Expert Tips and Advice on Effective CRPS and MS Management Strategies
Living with chronic pain illnesses like Complex Regional Pain Syndrome (CRPS) and Multiple Sclerosis (MS) can be physically and emotionally demanding. There are, however, a variety of management options that can assist individuals in coping with these diseases and improving their quality of life. We recruited professionals in the area to throw light on this problem, and they shared helpful insights and guidance for effective management.
Experts propose building a comprehensive treatment plan that covers the unique needs of each individual. A combination of medical procedures, such as medicines, physical therapy, and nerve blocks, as well as complementary therapies, such as acupuncture or mindfulness practices, may be included in this plan. Healthcare practitioners can improve outcomes and give the best possible care by adapting treatment plans to the unique symptoms and challenges that CRPS and MS patients confront.

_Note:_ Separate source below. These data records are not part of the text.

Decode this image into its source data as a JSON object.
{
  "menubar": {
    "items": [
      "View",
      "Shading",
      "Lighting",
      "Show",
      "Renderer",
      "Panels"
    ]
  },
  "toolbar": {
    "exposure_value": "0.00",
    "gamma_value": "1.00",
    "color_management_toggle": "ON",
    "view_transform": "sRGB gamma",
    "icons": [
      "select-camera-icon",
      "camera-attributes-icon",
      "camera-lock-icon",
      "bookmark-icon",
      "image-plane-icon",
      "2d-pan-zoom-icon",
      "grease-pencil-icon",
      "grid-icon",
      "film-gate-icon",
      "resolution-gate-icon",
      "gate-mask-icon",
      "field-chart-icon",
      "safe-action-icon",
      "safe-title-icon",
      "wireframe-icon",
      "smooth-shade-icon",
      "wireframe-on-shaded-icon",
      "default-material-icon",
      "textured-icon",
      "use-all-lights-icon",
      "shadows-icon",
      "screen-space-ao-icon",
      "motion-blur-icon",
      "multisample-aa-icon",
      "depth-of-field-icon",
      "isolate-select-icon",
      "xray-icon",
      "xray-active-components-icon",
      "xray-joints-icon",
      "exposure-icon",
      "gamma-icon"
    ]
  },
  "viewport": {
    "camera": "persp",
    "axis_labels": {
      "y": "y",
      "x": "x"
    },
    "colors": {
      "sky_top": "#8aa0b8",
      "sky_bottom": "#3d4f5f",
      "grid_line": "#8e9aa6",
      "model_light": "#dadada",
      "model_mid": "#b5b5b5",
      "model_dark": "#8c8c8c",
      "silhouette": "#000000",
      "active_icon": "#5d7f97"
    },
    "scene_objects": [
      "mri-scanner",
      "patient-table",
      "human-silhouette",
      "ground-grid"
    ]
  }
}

The inclusion of lifestyle changes is another crucial part of good management. Experts underline the importance of maintaining a healthy lifestyle, which includes regular exercise, a well-balanced diet, and adequate sleep. Swimming or yoga, for example, are low-impact physical activities that can help manage pain and enhance general well-being. Furthermore, stress management approaches such as meditation or relaxation exercises help reduce anxiety and improve coping capacities. Individuals can take an active role in their own management by making these modifications and seeing favorable changes in their symptoms and everyday functioning.
Exploring the Connection: CRPS and MS Insights for Better Care
Complex Regional Pain Syndrome (CRPS) and Multiple Sclerosis (MS) are both chronic diseases that can have a significant impact on a person’s quality of life. While they may have different symptoms and pathophysiological causes, current study has found a possible link between the two illnesses. Understanding this link is critical for delivering better care to people suffering from CRPS or MS.
According to studies, people with MS have a higher risk of acquiring CRPS than the general population. This shows a possible link between the two disorders. Furthermore, research has shown that those with MS who develop CRPS may experience more severe pain and disability than those who do not have MS. This emphasizes the need of detecting and managing CRPS in people with MS in order to improve their treatment and general well-being.
Investigating the link between CRPS and MS can potentially give light on possible similar underlying processes. Both illnesses entail immune system dysfunction and inflammation. Immune dysfunction seen in MS could contribute to the development or aggravation of CRPS symptoms. By identifying these overlapping pathways, healthcare clinicians will be able to design focused treatment regimens that will help people with both CRPS and MS, ultimately enhancing their outcomes and quality of life.
Understanding the relationship between Complex Regional Pain Syndrome (CRPS) and Multiple Sclerosis (MS) is critical for developing appropriate therapy options Healthcare providers can adjust treatment approaches to fit the individual needs of patients with both illnesses by understanding the underlying pathophysiological underpinnings and overlapping symptomatology We may unleash unmatched gains in managing both CRPS and MS via continued research and collaboration, ultimately increasing the quality of life for persons traversing these hard domains of chronic pain and neurological illnesses